Add-on instrument panels that are mountable to a dashboard or other cab areas are known. This is clearly illustrated by the various disclosures set forth in U.S. Pat. Nos. 4,846,382; 4,392,539; 4,194,585; 3,590,136; 3,194,338; and 3,269,210. However, the common practice is to mount an accessory housing to the dashboard where the housing itself functions to add additional gauges, switches or other items that were not formerly present on the stock dashboard, i.e. stereo components, radar, etc.
The present invention departs from these past designs in that its purpose is not necessarily to add new instruments to an existing dashboard, but instead, it is designed to reposition pre-existing instrument panels closer to the driver. Specifically, the invention functions to modify the shape or contour of the dashboard so that pre-existing instruments no longer extend straight across the length of the dashboard, but instead tend to wrap around the driver, thus emulating modern, modular wrap-around dashboards. How the invention accomplishes this, including how it is different over and above the devices described in the above patents, and the other prior art in general, will become clear upon consideration of the following description.

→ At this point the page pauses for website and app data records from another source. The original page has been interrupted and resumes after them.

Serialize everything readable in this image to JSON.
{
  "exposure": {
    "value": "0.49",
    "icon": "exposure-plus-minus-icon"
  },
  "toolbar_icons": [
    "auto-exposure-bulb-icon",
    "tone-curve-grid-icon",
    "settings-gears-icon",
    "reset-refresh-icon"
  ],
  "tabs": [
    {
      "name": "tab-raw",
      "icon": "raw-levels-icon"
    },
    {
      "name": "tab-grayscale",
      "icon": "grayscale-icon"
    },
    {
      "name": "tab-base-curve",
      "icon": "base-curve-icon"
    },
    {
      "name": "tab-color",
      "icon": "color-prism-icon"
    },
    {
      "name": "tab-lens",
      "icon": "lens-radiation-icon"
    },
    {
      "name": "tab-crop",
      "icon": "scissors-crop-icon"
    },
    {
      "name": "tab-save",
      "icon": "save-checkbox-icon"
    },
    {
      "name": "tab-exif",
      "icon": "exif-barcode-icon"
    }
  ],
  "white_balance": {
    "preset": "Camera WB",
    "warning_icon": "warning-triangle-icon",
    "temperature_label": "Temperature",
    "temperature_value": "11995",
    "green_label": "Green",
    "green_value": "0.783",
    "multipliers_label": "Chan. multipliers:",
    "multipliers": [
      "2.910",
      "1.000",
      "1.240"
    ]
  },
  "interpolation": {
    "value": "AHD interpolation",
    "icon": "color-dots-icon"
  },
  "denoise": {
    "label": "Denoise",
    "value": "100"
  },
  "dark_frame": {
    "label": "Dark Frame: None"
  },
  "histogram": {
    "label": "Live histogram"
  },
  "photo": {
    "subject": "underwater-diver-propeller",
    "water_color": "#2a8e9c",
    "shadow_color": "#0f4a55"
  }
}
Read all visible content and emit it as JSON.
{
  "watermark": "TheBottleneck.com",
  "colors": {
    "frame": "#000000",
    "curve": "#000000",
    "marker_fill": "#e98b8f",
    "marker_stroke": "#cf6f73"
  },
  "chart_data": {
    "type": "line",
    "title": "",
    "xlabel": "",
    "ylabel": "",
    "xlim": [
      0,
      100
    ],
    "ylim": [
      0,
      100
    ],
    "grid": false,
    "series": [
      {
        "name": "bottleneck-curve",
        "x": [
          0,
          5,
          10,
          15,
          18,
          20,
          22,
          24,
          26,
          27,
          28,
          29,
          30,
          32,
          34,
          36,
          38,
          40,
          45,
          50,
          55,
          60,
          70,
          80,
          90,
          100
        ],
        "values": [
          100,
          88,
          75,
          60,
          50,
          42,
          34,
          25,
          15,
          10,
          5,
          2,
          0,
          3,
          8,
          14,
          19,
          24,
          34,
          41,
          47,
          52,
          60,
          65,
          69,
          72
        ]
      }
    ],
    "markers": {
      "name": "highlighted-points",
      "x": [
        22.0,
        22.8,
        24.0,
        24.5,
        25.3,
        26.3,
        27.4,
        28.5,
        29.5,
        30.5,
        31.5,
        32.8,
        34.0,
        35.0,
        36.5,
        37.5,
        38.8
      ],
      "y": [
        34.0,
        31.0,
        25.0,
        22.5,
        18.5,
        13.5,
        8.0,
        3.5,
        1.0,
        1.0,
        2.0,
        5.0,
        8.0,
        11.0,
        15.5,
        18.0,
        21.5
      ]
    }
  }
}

The invention disclosed here is designed to be used in connection with a conventional vehicle flat dashboard that normally has at least one, and usually two, instrument panels that are mounted in a frontal region of the dashboard, just to the right of the steering column. Each instrument panel normally holds conventional dashboard instruments such as gauges, switches and the like. Further, each panel is conventionally mounted to the dashboard by screws or similar fasteners that are easily removable. Consequently, it is relatively easy to detach each panel from the dashboard as a single unit, while at the same time, maintaining all instrument connections.
The invention is a housing that is adapted to be mounted to the same frontal region of the dashboard where the above-described instrument panels are normally located. In use, the instrument panels are first disconnected from the dashboard, and the housing is then mounted to the dashboard over the location where the panels were formerly positioned. The housing has first and second forwardly-positioned panel openings in its front, one for each panel, in which the panels are remounted. Remounting the panels positions them closer to the driver.
The front or face of the housing is angled toward the driver as it extends along the dashboard away from the steering column and toward the right-hand side of the cab. In other words, an inwardmost edge of one of the panel openings, that which is nearest the steering column, is closer or spaced nearer the dashboard than an outwardmost edge of the second panel opening, the latter being positioned farthest from the steering column. This creates a wrap-around effect from the steering column toward the outer edge of the housing. Such effect may be enhanced by further angling the first panel opening relative to the second.
The invention as summarized above will become more fully understood upon consideration of the following detailed description which is to be read in conjunction with the drawings attached hereto.
This application is a continuation of my co-pending U.S. patent application Ser. No. 07/776,814, filed Oct. 15, 1991, now U.S. Pat. No. 5,174,621, issued Dec. 29, 1991.